Jason Rohrer's free, enigmatic PC game Passage is rendered at a resolution of 600x96--that's an aspect ratio of 25:4, or three and a half times wider than the already-widescreen 16:9. Its controls consist entirely of the arrow keys, and it always takes five minutes to complete; no more, no less.
One reason I am describing the game in such stark, technical terms is because those terms are so unusual, but the other reason is because the entire point of the game is to play it yourself and make of it what you will. Still, I have my thoughts, and the designer has his, which he implores you not to read until you have played through the game once or twice.
Apparently this already made the rounds on the WEBLOGOSPHERE 2.0 but I am not hip and only saw it today, so download it, give it a shot, and keep reading.
That's probably not the right question to ask. Passage, after all, is less of a "game" than a potentially intriguing and metaphorical interactive experience. As you may or may not have had the patience to figure out, everybody's game ends the same way: in death.
No matter where you go or what you find, once time is up, it's up. Your accomplishments in life--represented abstractly by your point score--are irrelevant. Your companion, if you traveled with you, stays by your side every step of the way but also hinders your progress and closes many paths to you.
My initial instinct when playing Passage was that it is, at least generally, a rather cynical comment on the idea of video games. Those of us who have played many games (that's most of us here, I think) expect certain things when we play a game.

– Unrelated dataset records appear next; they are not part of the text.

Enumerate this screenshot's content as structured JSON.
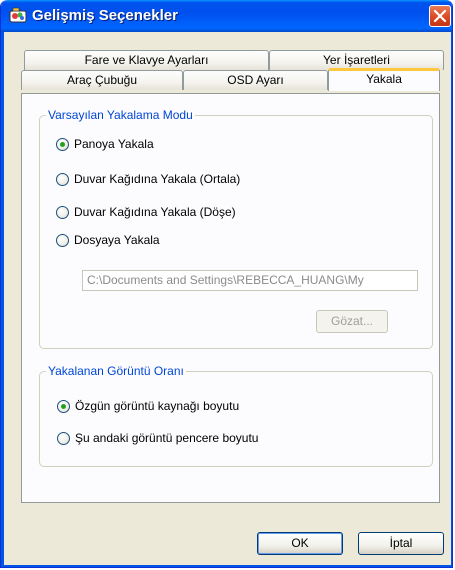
{
  "window": {
    "title": "Gelişmiş Seçenekler",
    "icon": "app-icon",
    "close_icon": "close-icon"
  },
  "tabs": {
    "row1": [
      {
        "label": "Fare ve Klavye Ayarları"
      },
      {
        "label": "Yer İşaretleri"
      }
    ],
    "row2": [
      {
        "label": "Araç Çubuğu"
      },
      {
        "label": "OSD Ayarı"
      },
      {
        "label": "Yakala",
        "active": true
      }
    ]
  },
  "capture_mode": {
    "legend": "Varsayılan Yakalama Modu",
    "options": [
      {
        "label": "Panoya Yakala",
        "selected": true
      },
      {
        "label": "Duvar Kağıdına Yakala (Ortala)",
        "selected": false
      },
      {
        "label": "Duvar Kağıdına Yakala (Döşe)",
        "selected": false
      },
      {
        "label": "Dosyaya Yakala",
        "selected": false
      }
    ],
    "path_value": "C:\\Documents and Settings\\REBECCA_HUANG\\My",
    "browse_label": "Gözat..."
  },
  "ratio": {
    "legend": "Yakalanan Görüntü Oranı",
    "options": [
      {
        "label": "Özgün görüntü kaynağı boyutu",
        "selected": true
      },
      {
        "label": "Şu andaki görüntü pencere boyutu",
        "selected": false
      }
    ]
  },
  "footer": {
    "ok_label": "OK",
    "cancel_label": "İptal"
  },
  "colors": {
    "titlebar": "#0055e5",
    "accent_tab": "#ffc83c",
    "legend_text": "#0046d5",
    "radio_dot": "#21a121"
  }
}
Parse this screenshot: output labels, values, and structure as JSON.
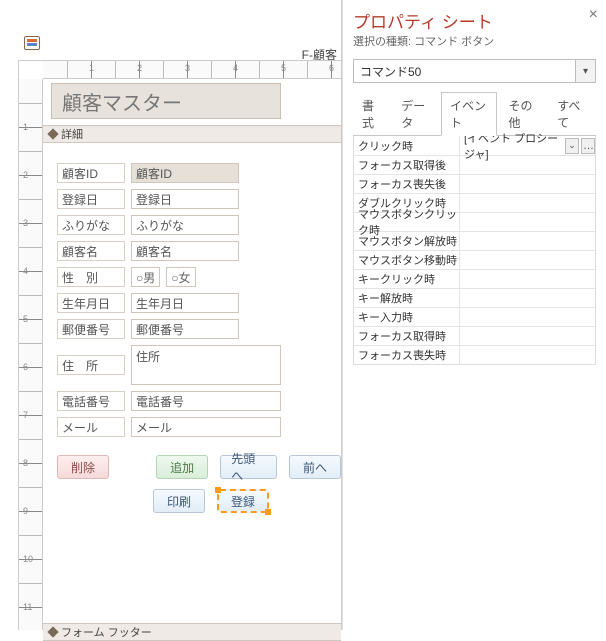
{
  "form_tab": "F-顧客",
  "form_header_title": "顧客マスター",
  "section_detail": "詳細",
  "section_footer": "フォーム フッター",
  "rows": {
    "id": {
      "label": "顧客ID",
      "field": "顧客ID"
    },
    "reg": {
      "label": "登録日",
      "field": "登録日"
    },
    "kana": {
      "label": "ふりがな",
      "field": "ふりがな"
    },
    "name": {
      "label": "顧客名",
      "field": "顧客名"
    },
    "sex": {
      "label": "性　別",
      "opt_m": "○男",
      "opt_f": "○女"
    },
    "birth": {
      "label": "生年月日",
      "field": "生年月日"
    },
    "zip": {
      "label": "郵便番号",
      "field": "郵便番号"
    },
    "addr": {
      "label": "住　所",
      "field": "住所"
    },
    "tel": {
      "label": "電話番号",
      "field": "電話番号"
    },
    "mail": {
      "label": "メール",
      "field": "メール"
    }
  },
  "buttons": {
    "delete": "削除",
    "add": "追加",
    "first": "先頭へ",
    "prev": "前へ",
    "print": "印刷",
    "register": "登録"
  },
  "ruler_h": [
    "1",
    "2",
    "3",
    "4",
    "5",
    "6"
  ],
  "ruler_v": [
    "1",
    "2",
    "3",
    "4",
    "5",
    "6",
    "7",
    "8",
    "9",
    "10",
    "11"
  ],
  "property_sheet": {
    "title": "プロパティ シート",
    "subtitle": "選択の種類: コマンド ボタン",
    "object": "コマンド50",
    "tabs": [
      "書式",
      "データ",
      "イベント",
      "その他",
      "すべて"
    ],
    "active_tab": 2,
    "props": [
      {
        "name": "クリック時",
        "value": "[イベント プロシージャ]",
        "has_dd": true,
        "has_builder": true
      },
      {
        "name": "フォーカス取得後"
      },
      {
        "name": "フォーカス喪失後"
      },
      {
        "name": "ダブルクリック時"
      },
      {
        "name": "マウスボタンクリック時"
      },
      {
        "name": "マウスボタン解放時"
      },
      {
        "name": "マウスボタン移動時"
      },
      {
        "name": "キークリック時"
      },
      {
        "name": "キー解放時"
      },
      {
        "name": "キー入力時"
      },
      {
        "name": "フォーカス取得時"
      },
      {
        "name": "フォーカス喪失時"
      }
    ]
  }
}
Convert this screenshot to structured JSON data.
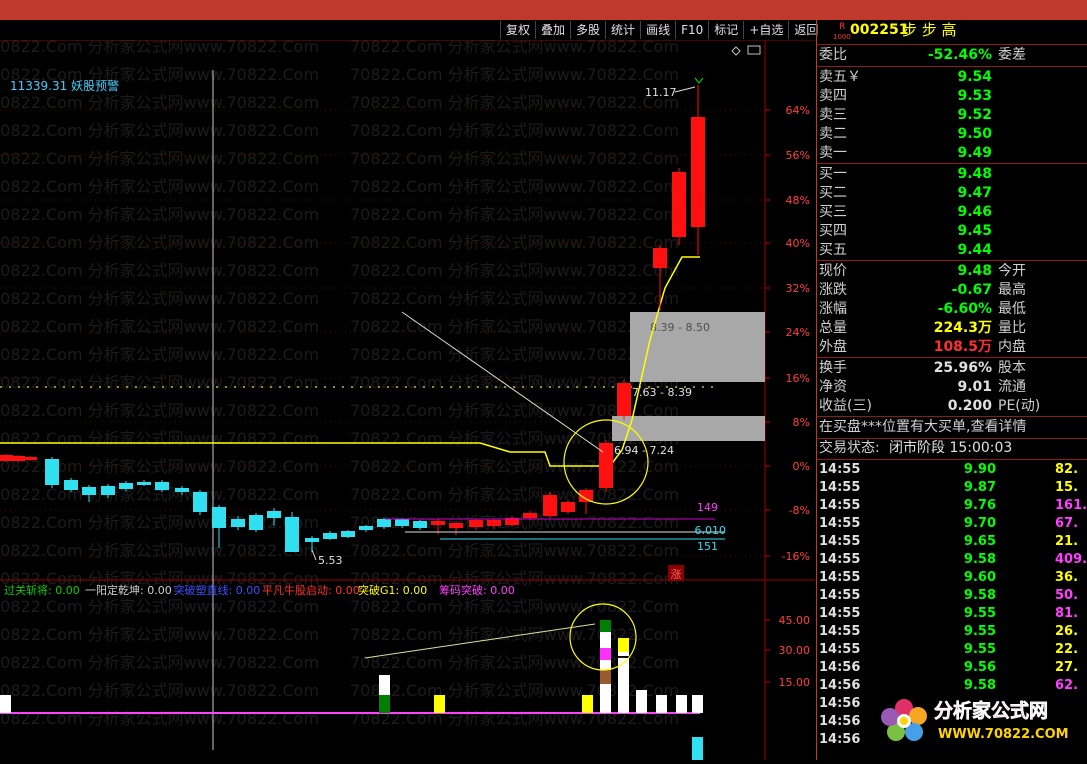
{
  "stock": {
    "marker": "R",
    "marker_sub": "1000",
    "code": "002251",
    "name": "步 步 高"
  },
  "toolbar": [
    "复权",
    "叠加",
    "多股",
    "统计",
    "画线",
    "F10",
    "标记",
    "+自选",
    "返回"
  ],
  "chart": {
    "index_label": "11339.31 妖股预警",
    "watermark": "70822.Com  分析家公式网www.70822.Com",
    "pct_ticks": [
      "64%",
      "56%",
      "48%",
      "40%",
      "32%",
      "24%",
      "16%",
      "8%",
      "0%",
      "-8%",
      "-16%"
    ],
    "annotations": {
      "high": "11.17",
      "low": "5.53",
      "zone_upper": "8.39 - 8.50",
      "zone_mid": "7.63 - 8.39",
      "zone_lower": "6.94 - 7.24",
      "line_149": "149",
      "line_6010": "6.010",
      "line_151": "151",
      "zhang": "涨"
    },
    "indicator": {
      "items": [
        {
          "label": "过关斩将: 0.00",
          "color": "#00d000"
        },
        {
          "label": "一阳定乾坤: 0.00",
          "color": "#d0d0d0"
        },
        {
          "label": "突破塑直线: 0.00",
          "color": "#3a50ff"
        },
        {
          "label": "平凡牛股启动: 0.00",
          "color": "#ff3030"
        },
        {
          "label": "突破G1: 0.00",
          "color": "#ffff00"
        },
        {
          "label": "筹码突破: 0.00",
          "color": "#ff40ff"
        }
      ],
      "ticks": [
        "45.00",
        "30.00",
        "15.00"
      ]
    }
  },
  "panel": {
    "weibi": {
      "label": "委比",
      "value": "-52.46%",
      "label2": "委差"
    },
    "sell": [
      {
        "label": "卖五￥",
        "price": "9.54"
      },
      {
        "label": "卖四",
        "price": "9.53"
      },
      {
        "label": "卖三",
        "price": "9.52"
      },
      {
        "label": "卖二",
        "price": "9.50"
      },
      {
        "label": "卖一",
        "price": "9.49"
      }
    ],
    "buy": [
      {
        "label": "买一",
        "price": "9.48"
      },
      {
        "label": "买二",
        "price": "9.47"
      },
      {
        "label": "买三",
        "price": "9.46"
      },
      {
        "label": "买四",
        "price": "9.45"
      },
      {
        "label": "买五",
        "price": "9.44"
      }
    ],
    "quote": [
      {
        "label": "现价",
        "value": "9.48",
        "label2": "今开",
        "color": "#00ff00"
      },
      {
        "label": "涨跌",
        "value": "-0.67",
        "label2": "最高",
        "color": "#00ff00"
      },
      {
        "label": "涨幅",
        "value": "-6.60%",
        "label2": "最低",
        "color": "#00ff00"
      },
      {
        "label": "总量",
        "value": "224.3万",
        "label2": "量比",
        "color": "#ffff00"
      },
      {
        "label": "外盘",
        "value": "108.5万",
        "label2": "内盘",
        "color": "#ff3030"
      }
    ],
    "fund": [
      {
        "label": "换手",
        "value": "25.96%",
        "label2": "股本"
      },
      {
        "label": "净资",
        "value": "9.01",
        "label2": "流通"
      },
      {
        "label": "收益(三)",
        "value": "0.200",
        "label2": "PE(动)"
      }
    ],
    "notice": "在买盘***位置有大买单,查看详情",
    "trade_state": {
      "label": "交易状态:",
      "value": "闭市阶段 15:00:03"
    },
    "ticks": [
      {
        "time": "14:55",
        "price": "9.90",
        "vol": "82."
      },
      {
        "time": "14:55",
        "price": "9.87",
        "vol": "15."
      },
      {
        "time": "14:55",
        "price": "9.76",
        "vol": "161."
      },
      {
        "time": "14:55",
        "price": "9.70",
        "vol": "67."
      },
      {
        "time": "14:55",
        "price": "9.65",
        "vol": "21."
      },
      {
        "time": "14:55",
        "price": "9.58",
        "vol": "409."
      },
      {
        "time": "14:55",
        "price": "9.60",
        "vol": "36."
      },
      {
        "time": "14:55",
        "price": "9.58",
        "vol": "50."
      },
      {
        "time": "14:55",
        "price": "9.55",
        "vol": "81."
      },
      {
        "time": "14:55",
        "price": "9.55",
        "vol": "26."
      },
      {
        "time": "14:55",
        "price": "9.55",
        "vol": "22."
      },
      {
        "time": "14:56",
        "price": "9.56",
        "vol": "27."
      },
      {
        "time": "14:56",
        "price": "9.58",
        "vol": "62."
      },
      {
        "time": "14:56",
        "price": "",
        "vol": ""
      },
      {
        "time": "14:56",
        "price": "",
        "vol": ""
      },
      {
        "time": "14:56",
        "price": "",
        "vol": ""
      }
    ],
    "tick_vol_colors": [
      "#ffff00",
      "#ffff00",
      "#ff40ff",
      "#ff40ff",
      "#ffff00",
      "#ff40ff",
      "#ffff00",
      "#ff40ff",
      "#ff40ff",
      "#ffff00",
      "#ffff00",
      "#ffff00",
      "#ff40ff"
    ]
  },
  "logo": {
    "name": "分析家公式网",
    "url": "WWW.70822.COM"
  }
}
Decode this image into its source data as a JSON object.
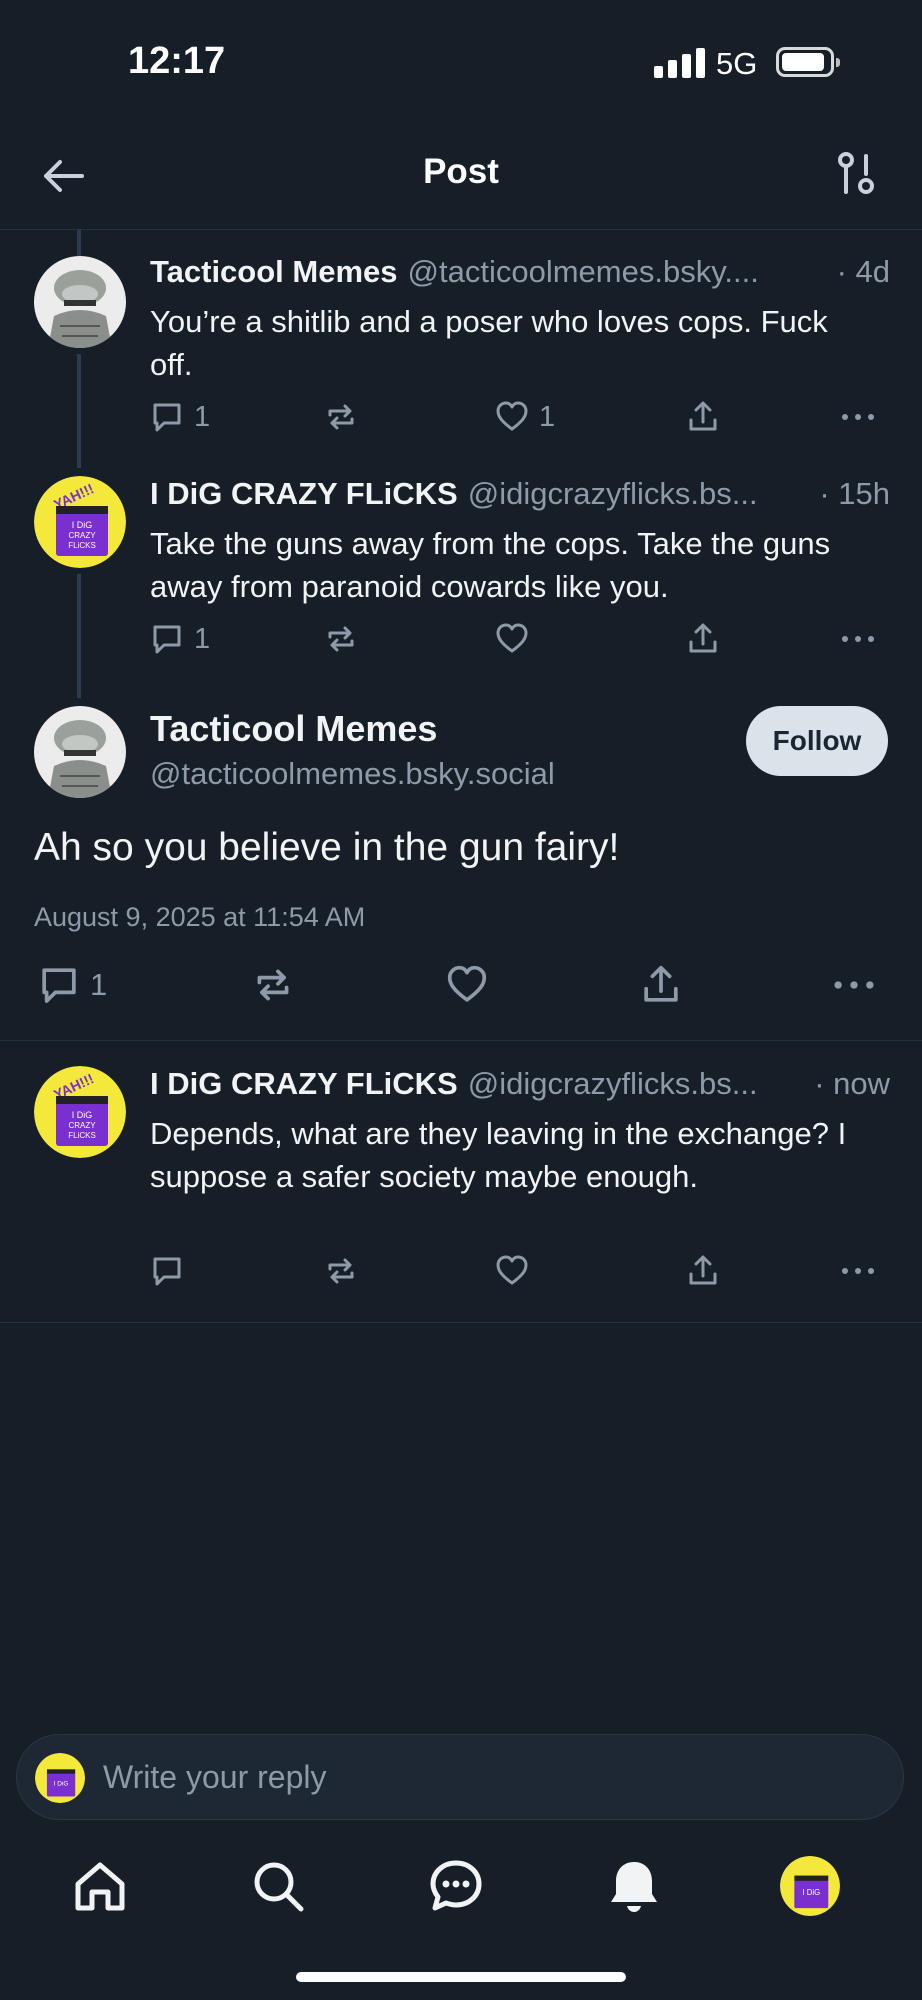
{
  "status_bar": {
    "time": "12:17",
    "network": "5G"
  },
  "header": {
    "title": "Post",
    "back_icon": "arrow-left-icon",
    "settings_icon": "sliders-icon"
  },
  "colors": {
    "background": "#161e27",
    "secondary_text": "#8e9aa8",
    "follow_bg": "#dbe3ea"
  },
  "thread": [
    {
      "author_name": "Tacticool Memes",
      "author_handle": "@tacticoolmemes.bsky....",
      "time": "· 4d",
      "text": "You’re a shitlib and a poser who loves cops. Fuck off.",
      "reply_count": "1",
      "like_count": "1"
    },
    {
      "author_name": "I DiG CRAZY FLiCKS",
      "author_handle": "@idigcrazyflicks.bs...",
      "time": "· 15h",
      "text": "Take the guns away from the cops. Take the guns away from paranoid cowards like you.",
      "reply_count": "1",
      "like_count": ""
    }
  ],
  "main_post": {
    "author_name": "Tacticool Memes",
    "author_handle": "@tacticoolmemes.bsky.social",
    "follow_label": "Follow",
    "text": "Ah so you believe in the gun fairy!",
    "date": "August 9, 2025 at 11:54 AM",
    "reply_count": "1"
  },
  "replies": [
    {
      "author_name": "I DiG CRAZY FLiCKS",
      "author_handle": "@idigcrazyflicks.bs...",
      "time": "· now",
      "text": "Depends, what are they leaving in the exchange? I suppose a safer society maybe enough."
    }
  ],
  "reply_box": {
    "placeholder": "Write your reply"
  },
  "avatar_text": {
    "line1": "YAH!!!",
    "line2": "I DiG",
    "line3": "CRAZY",
    "line4": "FLiCKS"
  },
  "tabbar": [
    "home-icon",
    "search-icon",
    "chat-icon",
    "bell-icon",
    "profile-avatar"
  ]
}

When we die, we expect to get to try again. When we find objects, we expect some kind of tangible benefit. When we get a higher score, we expect some kind of recognition. When we spend the time to thoroughly explore a world, we expect more options to open up. Hell, when we start a game, we expect some kind of goal. You could go on forever.
Outside of the context of a video game, none of these expectations really make sense, and none of them are met in Passage, at least beyond the most basic expectation of being able to directly control your character.
The developer himself had a more general intent with the game, though he stresses, "Your interpretation of the game is more important than my intention." To Rohrer, Passage is less of a comment on games, and more of a reflection on mortality, filtered through the lens of a video game.
In what is probably the most clever design point of the game, your characters are pushed slowly but inexorably to the right, whether you direct them that way or not. When you start the game, your perspective is such that you see a great deal off to the right--that is, in the future--but by the time of your death, you are crowding the right edge of the screen and all you can see is what is behind you.
The shattered expectations I pointed to above are intended to draw attention to their parallels in human existence--it's a pretty fatalistic, depressing goal, apparently inspired by the designer's approaching 30 years of age. The doomed pixelated protagonists are modeled after himself and his wife.
So hey, how's it going?